* Task item *
Some lines in the entries contain the word "Functions". Copy all of them.

* Provided records *

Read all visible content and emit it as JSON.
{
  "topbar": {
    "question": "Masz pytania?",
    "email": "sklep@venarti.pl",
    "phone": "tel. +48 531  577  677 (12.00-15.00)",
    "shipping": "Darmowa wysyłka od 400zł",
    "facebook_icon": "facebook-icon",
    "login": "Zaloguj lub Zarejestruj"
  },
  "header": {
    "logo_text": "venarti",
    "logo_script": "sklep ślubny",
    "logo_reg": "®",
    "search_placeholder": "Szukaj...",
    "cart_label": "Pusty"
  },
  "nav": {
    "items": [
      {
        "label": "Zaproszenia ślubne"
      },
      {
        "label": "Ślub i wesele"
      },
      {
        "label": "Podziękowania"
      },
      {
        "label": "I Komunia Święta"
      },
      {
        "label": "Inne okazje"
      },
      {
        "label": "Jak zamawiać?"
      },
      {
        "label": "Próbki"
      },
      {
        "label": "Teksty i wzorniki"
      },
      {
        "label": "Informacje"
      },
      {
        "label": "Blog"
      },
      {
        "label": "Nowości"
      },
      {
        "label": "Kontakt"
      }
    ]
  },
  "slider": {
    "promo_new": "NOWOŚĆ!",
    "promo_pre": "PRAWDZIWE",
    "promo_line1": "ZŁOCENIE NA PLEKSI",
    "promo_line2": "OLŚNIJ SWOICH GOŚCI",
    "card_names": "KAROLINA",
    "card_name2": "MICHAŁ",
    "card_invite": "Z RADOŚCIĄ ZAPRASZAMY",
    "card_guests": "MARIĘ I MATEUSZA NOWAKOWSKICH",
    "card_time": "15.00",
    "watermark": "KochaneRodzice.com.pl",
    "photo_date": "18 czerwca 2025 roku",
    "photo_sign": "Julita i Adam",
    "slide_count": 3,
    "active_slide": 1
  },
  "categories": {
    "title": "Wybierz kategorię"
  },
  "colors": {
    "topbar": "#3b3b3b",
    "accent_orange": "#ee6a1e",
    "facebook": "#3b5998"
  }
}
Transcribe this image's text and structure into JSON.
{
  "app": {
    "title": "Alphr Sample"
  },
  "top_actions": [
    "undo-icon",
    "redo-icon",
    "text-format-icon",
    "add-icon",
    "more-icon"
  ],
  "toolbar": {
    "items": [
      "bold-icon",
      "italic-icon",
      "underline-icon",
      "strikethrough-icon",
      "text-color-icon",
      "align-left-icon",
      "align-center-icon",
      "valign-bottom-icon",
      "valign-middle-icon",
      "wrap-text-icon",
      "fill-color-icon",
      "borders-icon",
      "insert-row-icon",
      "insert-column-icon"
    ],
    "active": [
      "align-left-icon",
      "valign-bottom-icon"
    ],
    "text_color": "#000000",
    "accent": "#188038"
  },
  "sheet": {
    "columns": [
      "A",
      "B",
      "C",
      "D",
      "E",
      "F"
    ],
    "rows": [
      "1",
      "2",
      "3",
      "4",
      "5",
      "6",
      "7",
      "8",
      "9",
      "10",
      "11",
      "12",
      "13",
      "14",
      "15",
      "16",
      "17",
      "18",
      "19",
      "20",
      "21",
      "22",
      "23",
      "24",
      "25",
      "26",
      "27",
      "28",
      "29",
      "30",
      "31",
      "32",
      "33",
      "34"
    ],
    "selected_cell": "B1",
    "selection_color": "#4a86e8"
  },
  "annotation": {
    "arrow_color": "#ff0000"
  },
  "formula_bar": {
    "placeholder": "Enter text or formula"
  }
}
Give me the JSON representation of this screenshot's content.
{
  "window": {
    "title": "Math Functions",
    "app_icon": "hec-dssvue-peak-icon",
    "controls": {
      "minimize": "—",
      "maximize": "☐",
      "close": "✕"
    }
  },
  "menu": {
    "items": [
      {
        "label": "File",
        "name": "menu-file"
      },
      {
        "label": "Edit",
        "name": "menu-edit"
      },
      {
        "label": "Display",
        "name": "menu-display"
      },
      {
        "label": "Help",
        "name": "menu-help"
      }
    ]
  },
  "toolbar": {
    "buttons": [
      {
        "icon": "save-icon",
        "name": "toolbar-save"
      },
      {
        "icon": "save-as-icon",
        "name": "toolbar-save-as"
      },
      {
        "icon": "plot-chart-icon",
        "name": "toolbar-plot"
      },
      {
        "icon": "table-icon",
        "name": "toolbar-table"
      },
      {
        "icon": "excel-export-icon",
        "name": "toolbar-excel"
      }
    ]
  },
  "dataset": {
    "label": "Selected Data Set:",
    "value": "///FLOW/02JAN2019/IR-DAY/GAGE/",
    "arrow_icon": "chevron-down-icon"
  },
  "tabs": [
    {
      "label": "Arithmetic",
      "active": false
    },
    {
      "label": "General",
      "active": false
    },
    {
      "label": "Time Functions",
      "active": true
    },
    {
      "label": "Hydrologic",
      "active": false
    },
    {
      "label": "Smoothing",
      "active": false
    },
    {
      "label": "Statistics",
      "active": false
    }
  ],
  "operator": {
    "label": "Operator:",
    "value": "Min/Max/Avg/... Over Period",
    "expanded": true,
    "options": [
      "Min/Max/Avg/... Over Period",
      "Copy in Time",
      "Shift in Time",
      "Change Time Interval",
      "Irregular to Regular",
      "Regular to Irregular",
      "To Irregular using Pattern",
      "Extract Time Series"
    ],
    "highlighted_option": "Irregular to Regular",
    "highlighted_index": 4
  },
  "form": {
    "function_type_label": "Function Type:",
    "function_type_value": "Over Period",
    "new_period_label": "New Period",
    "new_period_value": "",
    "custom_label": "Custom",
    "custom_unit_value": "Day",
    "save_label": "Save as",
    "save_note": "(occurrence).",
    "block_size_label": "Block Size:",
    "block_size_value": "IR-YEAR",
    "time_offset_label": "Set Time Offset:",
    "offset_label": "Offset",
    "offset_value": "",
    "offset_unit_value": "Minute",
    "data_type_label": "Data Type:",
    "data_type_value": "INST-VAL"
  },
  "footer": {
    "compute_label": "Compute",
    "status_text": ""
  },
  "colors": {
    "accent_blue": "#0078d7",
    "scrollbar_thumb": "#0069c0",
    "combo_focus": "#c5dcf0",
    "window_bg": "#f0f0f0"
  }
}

* Result below *
    "title": "Math Functions",
      "label": "Time Functions",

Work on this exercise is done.